A rumored argument between Axelrod and Cutter spawned a weeks long conflict that left the two top aides divided and angry. Axelrod had come to believe that Cutter had taken a network television appearance that he’d been asked to do. It has since been reported that the two were barely on speaking terms for weeks, which is never good for a campaign.
Vice President Joe Biden has had his own series of gaffes lately that even the writers on SNL couldn’t have penned. Long before he made comments of a suggestive or racial nature, Biden let his views on gay marriage slip, which forced Obama to do the same much sooner than he would have preferred.
Biden claimed that Obama Campaign Manager Jim Messina, saying that Messina “threw him under the bus.” Biden apologized to Obama in a private meeting after informing the president that he believed some of the top campaign aides had betrayed him.
Florida Congresswoman and DNC Chairwoman Debbie Wasserman-Schultz has been nothing short of a train wreck as an Obama surrogate. The Obama team has criticized her for coming across as too partisan during interviews in a time where securing the support of independents is everything.

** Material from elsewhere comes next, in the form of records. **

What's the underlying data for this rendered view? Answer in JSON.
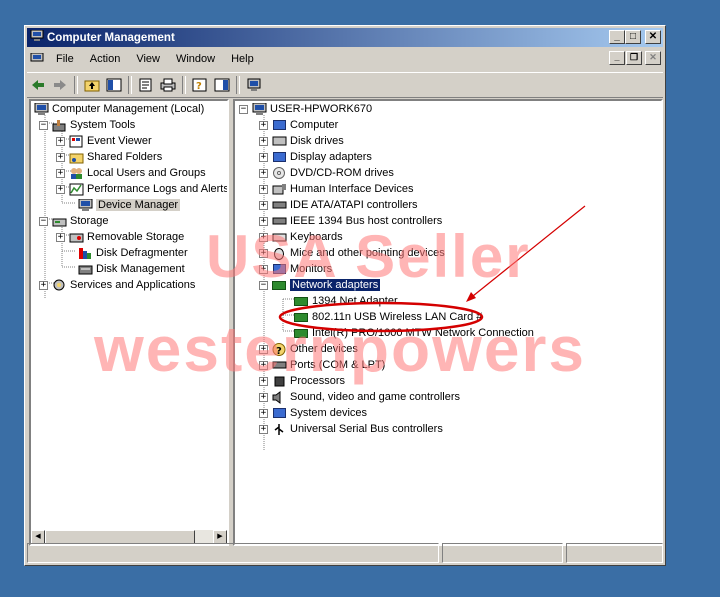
{
  "window": {
    "title": "Computer Management"
  },
  "menu": [
    "File",
    "Action",
    "View",
    "Window",
    "Help"
  ],
  "left_tree": [
    {
      "label": "Computer Management (Local)",
      "icon": "computer-icon"
    },
    {
      "label": "System Tools",
      "icon": "tools-icon"
    },
    {
      "label": "Event Viewer",
      "icon": "event-viewer-icon"
    },
    {
      "label": "Shared Folders",
      "icon": "folder-icon"
    },
    {
      "label": "Local Users and Groups",
      "icon": "users-icon"
    },
    {
      "label": "Performance Logs and Alerts",
      "icon": "performance-icon"
    },
    {
      "label": "Device Manager",
      "icon": "device-manager-icon"
    },
    {
      "label": "Storage",
      "icon": "storage-icon"
    },
    {
      "label": "Removable Storage",
      "icon": "removable-storage-icon"
    },
    {
      "label": "Disk Defragmenter",
      "icon": "defrag-icon"
    },
    {
      "label": "Disk Management",
      "icon": "disk-management-icon"
    },
    {
      "label": "Services and Applications",
      "icon": "services-icon"
    }
  ],
  "right_tree": {
    "root": "USER-HPWORK670",
    "items": [
      "Computer",
      "Disk drives",
      "Display adapters",
      "DVD/CD-ROM drives",
      "Human Interface Devices",
      "IDE ATA/ATAPI controllers",
      "IEEE 1394 Bus host controllers",
      "Keyboards",
      "Mice and other pointing devices",
      "Monitors",
      "Network adapters"
    ],
    "network_children": [
      "1394 Net Adapter",
      "802.11n USB Wireless LAN Card #",
      "Intel(R) PRO/1000 MTW Network Connection"
    ],
    "items_after": [
      "Other devices",
      "Ports (COM & LPT)",
      "Processors",
      "Sound, video and game controllers",
      "System devices",
      "Universal Serial Bus controllers"
    ]
  },
  "watermark": {
    "line1": "USA Seller",
    "line2": "westernpowers"
  },
  "colors": {
    "desktop": "#3a6ea5",
    "titlebar": "#0a246a",
    "highlight_ellipse": "#d40000"
  }
}
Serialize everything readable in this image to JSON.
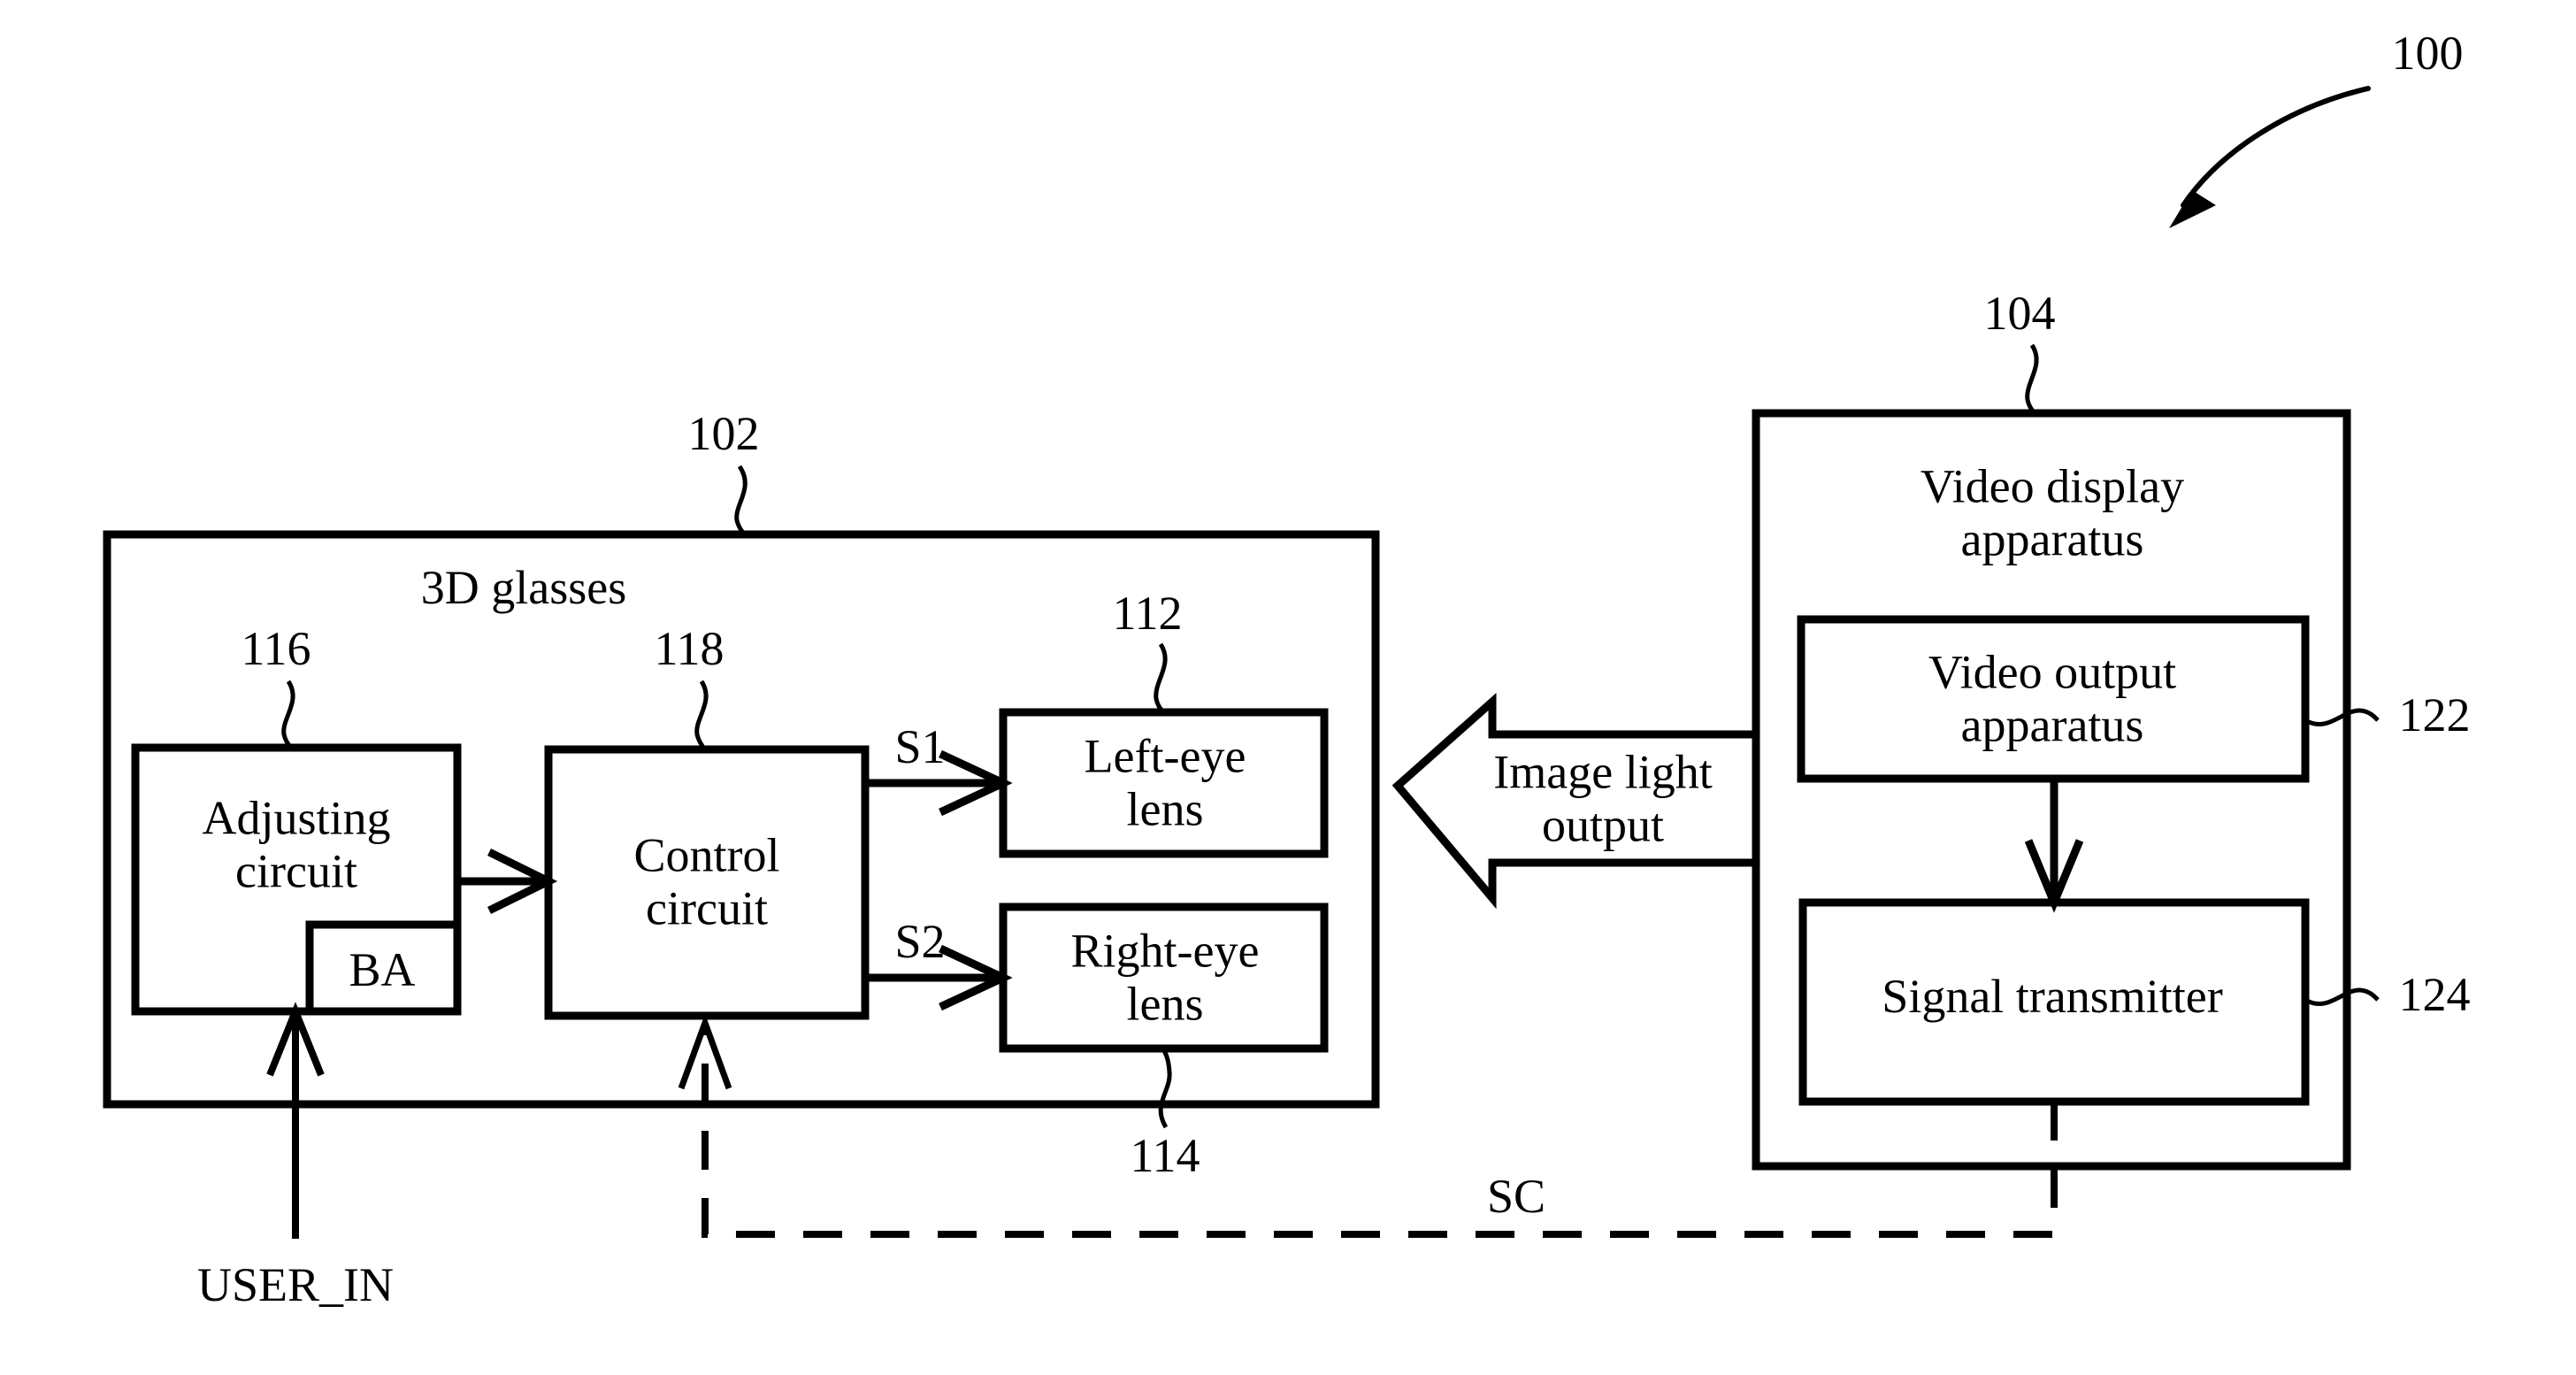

Wasserman-Schultz has also proven an extremely difficult person to interview, bickering with Wolf Blitzer and Anderson Cooper on CNN, both of whom called her out for falsely representing everything from Mitt Romney’s views on abortion to Paul Ryan’s infamous budget.
A successful campaign is like any other kind of structure in the sense that a solid foundation is needed above all else. A presidential campaign's foundation is made up of its top advisers. When that house of cards crumbles, the campaigns messaging and attack soon follow.
The campaign that easily defeated McCain while running on "Hope and Change" now finds itself against a much more formidable opponent with a highly efficient campaign. Their sunny, optimistic outlook has turned in "Kill Romney." Perhaps it’s because Team Obama has never really had to fight for it before, or it could be that they simply don’t know how to respond to a public that doesn’t seem happy with the outcome of the presidents first term.
Either way, Romney ought to send flowers to David Axelrod, Stephanie Cutter and Debbie Wasserman-Schultz. They may just end up being the best players on his team.